GREAT WHITE SHARKS ARE usually feared for their threat to humans in the ocean, but one shark has found out how dangerous humans can be.

In late September, local divers spotted what seemed to be a subdued great white shark during an expedition about 50 km from Port Lincoln, South Australia. The 2.5 m great white (or white pointer) was being slowly choked by a ribbon of plastic strap encircling his torso. He was affectionally nicknamed Strappy because of his predicament.

Cutting into his flesh, the plastic had restricted use of Strappy’s left fin, and had completely destroyed part of his gills, says Andrew Fox, part of the father-and-son team that runs dive tour operator Rodney Fox Shark Expeditions.

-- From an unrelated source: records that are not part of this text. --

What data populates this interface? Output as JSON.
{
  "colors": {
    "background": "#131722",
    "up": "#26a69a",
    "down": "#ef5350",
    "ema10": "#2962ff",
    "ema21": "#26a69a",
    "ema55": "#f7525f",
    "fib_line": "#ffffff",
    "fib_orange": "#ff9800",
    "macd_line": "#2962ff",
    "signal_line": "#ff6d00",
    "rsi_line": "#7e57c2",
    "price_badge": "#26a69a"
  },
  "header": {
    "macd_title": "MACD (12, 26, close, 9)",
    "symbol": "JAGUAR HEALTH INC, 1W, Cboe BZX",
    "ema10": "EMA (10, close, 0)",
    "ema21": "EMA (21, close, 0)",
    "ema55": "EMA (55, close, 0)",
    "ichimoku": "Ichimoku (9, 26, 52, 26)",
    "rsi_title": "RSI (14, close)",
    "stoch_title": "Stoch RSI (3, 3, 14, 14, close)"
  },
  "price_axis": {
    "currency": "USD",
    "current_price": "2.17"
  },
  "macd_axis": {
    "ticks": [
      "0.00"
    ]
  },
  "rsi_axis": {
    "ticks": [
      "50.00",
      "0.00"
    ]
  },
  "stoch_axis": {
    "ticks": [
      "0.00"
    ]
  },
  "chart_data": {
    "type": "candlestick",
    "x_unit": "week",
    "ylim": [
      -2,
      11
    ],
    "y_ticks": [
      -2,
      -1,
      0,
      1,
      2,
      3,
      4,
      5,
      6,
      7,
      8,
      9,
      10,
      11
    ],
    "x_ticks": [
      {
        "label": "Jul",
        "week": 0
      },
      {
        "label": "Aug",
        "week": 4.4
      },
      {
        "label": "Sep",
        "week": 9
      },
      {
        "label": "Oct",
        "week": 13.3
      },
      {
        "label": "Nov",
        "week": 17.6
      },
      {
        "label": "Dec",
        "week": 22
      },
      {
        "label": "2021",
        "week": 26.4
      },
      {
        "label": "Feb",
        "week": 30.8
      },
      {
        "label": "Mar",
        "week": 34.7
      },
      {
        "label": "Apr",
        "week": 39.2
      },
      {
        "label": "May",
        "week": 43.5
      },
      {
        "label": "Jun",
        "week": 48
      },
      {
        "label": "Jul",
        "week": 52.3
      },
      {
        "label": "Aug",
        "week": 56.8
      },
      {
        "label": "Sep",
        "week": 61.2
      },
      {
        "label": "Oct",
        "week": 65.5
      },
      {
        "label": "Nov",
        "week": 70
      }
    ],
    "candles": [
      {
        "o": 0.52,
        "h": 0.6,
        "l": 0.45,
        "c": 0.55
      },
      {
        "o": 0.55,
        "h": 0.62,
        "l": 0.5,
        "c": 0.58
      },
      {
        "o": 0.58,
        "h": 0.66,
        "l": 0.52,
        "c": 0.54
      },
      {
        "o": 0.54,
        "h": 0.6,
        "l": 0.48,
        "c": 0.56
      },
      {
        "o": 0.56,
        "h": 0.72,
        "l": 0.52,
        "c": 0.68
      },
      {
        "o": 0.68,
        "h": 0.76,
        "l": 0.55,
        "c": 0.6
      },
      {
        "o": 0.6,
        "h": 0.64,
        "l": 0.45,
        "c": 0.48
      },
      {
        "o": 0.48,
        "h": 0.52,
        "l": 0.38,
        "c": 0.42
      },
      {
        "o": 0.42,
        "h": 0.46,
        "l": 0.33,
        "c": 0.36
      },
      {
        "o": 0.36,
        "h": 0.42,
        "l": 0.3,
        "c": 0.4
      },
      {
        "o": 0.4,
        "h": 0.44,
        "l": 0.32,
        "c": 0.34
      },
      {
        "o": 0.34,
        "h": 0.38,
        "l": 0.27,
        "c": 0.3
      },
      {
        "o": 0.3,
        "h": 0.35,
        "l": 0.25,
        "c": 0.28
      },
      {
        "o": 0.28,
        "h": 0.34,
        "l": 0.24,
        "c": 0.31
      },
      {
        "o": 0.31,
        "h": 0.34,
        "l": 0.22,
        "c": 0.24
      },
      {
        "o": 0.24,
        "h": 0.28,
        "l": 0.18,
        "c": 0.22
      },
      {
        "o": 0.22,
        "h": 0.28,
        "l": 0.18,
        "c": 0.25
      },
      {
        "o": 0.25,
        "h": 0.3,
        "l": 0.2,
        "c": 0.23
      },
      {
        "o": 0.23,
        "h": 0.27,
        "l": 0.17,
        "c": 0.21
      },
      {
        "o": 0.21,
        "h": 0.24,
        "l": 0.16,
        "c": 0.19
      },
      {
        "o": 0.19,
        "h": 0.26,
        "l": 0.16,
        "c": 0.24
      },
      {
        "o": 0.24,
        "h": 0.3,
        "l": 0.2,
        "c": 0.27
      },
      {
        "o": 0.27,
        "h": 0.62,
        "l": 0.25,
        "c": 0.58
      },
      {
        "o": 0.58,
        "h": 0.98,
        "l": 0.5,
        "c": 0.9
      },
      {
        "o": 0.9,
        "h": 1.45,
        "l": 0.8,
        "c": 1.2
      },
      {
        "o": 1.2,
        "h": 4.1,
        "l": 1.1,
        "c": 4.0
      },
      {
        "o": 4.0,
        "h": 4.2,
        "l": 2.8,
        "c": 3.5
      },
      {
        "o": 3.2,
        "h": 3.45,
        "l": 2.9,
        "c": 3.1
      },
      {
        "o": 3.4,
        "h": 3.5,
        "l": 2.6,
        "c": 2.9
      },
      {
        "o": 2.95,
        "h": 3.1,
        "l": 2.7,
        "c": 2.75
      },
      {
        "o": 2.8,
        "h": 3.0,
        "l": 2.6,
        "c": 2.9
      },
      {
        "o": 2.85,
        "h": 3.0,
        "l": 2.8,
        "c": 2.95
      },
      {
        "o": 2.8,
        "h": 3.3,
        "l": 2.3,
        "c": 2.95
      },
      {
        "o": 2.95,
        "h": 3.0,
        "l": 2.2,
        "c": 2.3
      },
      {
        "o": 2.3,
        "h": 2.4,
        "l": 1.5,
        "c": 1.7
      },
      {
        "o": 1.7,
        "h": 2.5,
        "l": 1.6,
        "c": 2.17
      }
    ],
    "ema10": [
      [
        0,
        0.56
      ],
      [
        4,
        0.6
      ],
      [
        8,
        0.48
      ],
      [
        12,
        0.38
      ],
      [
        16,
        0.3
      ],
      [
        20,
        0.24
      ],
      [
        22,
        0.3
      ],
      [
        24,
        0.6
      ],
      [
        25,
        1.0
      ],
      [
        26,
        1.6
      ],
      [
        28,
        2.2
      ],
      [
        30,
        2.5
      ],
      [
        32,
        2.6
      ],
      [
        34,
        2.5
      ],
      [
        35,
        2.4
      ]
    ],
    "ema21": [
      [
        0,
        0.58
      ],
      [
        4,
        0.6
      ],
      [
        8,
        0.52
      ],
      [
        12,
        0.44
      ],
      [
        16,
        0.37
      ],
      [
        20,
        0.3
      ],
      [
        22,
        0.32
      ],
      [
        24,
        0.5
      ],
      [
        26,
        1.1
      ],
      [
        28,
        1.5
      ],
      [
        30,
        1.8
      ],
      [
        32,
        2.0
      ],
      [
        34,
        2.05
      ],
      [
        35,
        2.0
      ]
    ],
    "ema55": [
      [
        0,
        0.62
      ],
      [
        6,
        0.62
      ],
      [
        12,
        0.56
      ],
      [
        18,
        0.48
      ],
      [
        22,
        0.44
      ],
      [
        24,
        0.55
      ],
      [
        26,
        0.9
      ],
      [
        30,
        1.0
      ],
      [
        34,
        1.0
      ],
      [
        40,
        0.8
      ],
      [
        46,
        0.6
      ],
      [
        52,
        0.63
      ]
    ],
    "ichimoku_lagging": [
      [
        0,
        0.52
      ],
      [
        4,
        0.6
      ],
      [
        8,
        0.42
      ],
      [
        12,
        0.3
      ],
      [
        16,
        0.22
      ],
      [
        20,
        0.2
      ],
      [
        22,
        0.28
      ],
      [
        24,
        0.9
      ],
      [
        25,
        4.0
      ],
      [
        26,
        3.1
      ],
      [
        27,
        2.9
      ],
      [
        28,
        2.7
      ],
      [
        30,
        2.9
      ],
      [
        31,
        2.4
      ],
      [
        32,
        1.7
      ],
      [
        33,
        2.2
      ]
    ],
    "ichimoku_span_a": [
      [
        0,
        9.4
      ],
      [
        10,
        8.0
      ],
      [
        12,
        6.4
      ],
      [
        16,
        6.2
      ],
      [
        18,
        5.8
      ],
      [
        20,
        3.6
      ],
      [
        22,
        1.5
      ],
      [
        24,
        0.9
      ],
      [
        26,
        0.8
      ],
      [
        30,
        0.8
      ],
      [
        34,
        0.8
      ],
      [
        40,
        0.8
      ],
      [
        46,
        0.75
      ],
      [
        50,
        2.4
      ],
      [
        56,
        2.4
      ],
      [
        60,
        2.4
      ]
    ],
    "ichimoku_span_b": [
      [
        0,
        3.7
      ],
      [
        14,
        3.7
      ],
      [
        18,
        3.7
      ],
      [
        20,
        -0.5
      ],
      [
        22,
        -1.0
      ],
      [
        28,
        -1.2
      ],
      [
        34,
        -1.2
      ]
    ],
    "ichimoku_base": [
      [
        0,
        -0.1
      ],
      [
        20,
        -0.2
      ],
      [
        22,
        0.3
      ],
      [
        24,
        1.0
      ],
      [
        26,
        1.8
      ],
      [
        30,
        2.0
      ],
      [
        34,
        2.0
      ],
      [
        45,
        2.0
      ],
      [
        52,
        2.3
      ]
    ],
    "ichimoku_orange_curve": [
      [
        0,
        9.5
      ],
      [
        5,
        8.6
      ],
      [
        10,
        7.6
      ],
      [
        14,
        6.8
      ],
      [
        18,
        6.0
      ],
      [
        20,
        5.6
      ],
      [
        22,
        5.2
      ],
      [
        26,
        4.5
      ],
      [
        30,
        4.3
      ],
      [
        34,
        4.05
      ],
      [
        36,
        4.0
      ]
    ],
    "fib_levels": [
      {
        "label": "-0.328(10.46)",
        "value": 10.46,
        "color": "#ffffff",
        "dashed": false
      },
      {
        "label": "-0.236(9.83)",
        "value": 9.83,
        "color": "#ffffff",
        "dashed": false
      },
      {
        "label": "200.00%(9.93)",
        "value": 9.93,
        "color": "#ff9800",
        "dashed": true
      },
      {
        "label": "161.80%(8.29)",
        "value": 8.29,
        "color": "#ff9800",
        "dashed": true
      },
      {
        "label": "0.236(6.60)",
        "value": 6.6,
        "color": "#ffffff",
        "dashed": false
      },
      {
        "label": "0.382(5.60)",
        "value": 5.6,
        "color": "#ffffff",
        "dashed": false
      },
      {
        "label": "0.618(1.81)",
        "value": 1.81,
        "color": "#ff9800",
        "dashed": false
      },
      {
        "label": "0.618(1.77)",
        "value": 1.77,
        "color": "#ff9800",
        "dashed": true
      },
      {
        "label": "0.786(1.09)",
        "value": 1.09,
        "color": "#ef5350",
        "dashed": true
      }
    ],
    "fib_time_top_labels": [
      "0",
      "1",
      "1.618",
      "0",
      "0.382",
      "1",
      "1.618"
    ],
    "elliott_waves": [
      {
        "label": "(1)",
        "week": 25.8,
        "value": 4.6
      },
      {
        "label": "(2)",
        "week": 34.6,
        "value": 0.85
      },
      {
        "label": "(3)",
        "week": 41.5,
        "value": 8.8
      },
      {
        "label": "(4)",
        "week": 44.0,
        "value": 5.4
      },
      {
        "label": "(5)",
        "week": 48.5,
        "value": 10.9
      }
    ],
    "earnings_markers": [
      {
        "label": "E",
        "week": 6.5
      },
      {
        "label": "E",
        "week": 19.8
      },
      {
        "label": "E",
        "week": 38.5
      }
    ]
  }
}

“From the look of the wounds I reckon he’d been suffering for a couple of months and [I thought] if we didn’t do something, he would go downhill fast,” Andrew says. “He probably wouldn’t have lasted much more than another month.”

Dicing with death

Andrew has been diving with great whites for 31 of his 45 years. Son of the legendary shark diver, Rodney Fox, Andrew says he’s been in the water since childhood. Rodney, who was mauled by a great white shark in 1963, went on to develop the shark cage. He was one of the first people to capture the species on film, with some of his footage used in the movie Jaws. He is also a great advocate of shark conservation.

Over the span of a couple of expeditions in September, Rodney, Andrew and others tried to free Strappy, first from the side of the boat, then from the safety of a shark cage.  

The cage was sitting on the ocean floor about 20 m below the surface, and Strappy repeatedly swam past it as if he knew the divers were trying to help him, Andrew says. Finally he came close enough and Andrew was able to sever the strap by reaching out from the cage and sliding a knife between the shark’s flesh and the plastic strapping. The plastic still remained embeded into Strappy’s flesh, but a short while later Andrew was able to reach out and pull the plastic free.

“We saw him several days later; he had a big pot belly from a recent feed and looked much happier. I reckon he was really grateful,” he told Australian Geographic.

The crew attempting to free Strappy from the plastic from the deck of the boat

Plastic death

Unfortunately, this is not an unusual event. Earlier this year Andrew cut fishing line from another shark, as he did last year and the year before that.

Darren Kindleysides, director of the Australian Marine Conservation Society says that many marine species get caught in this kind of debris, as well as abandoned ‘ghost fishing’ nets. Everything from fishes and whales to turtles, penguins and jellyfish can become entangled.

“On a global level, three times more rubbish is dumped into the oceans than there are kilograms of fish caught,” says Darren. “Unfortunately, plastic debris is one of the biggest threats to marine life, and with the amount of plastics we produce and dump increasing, it’s not surprising our marine life is increasingly becoming entangled.”

Rodney Fox Expeditions has been working in conjunction with Flinders University and the South Australian Research and Development Institute (SARDI) to help with shark research.

Some cooperative studies have included testing the possible effects of berleying (attracting sharks to bait and then capturing them) on behaviour; population ecology; and tissue sampling.

You can sponsor Strappy and receive a picture and bio of him, with all proceeds going to the work of the Fox Shark Research Foundation.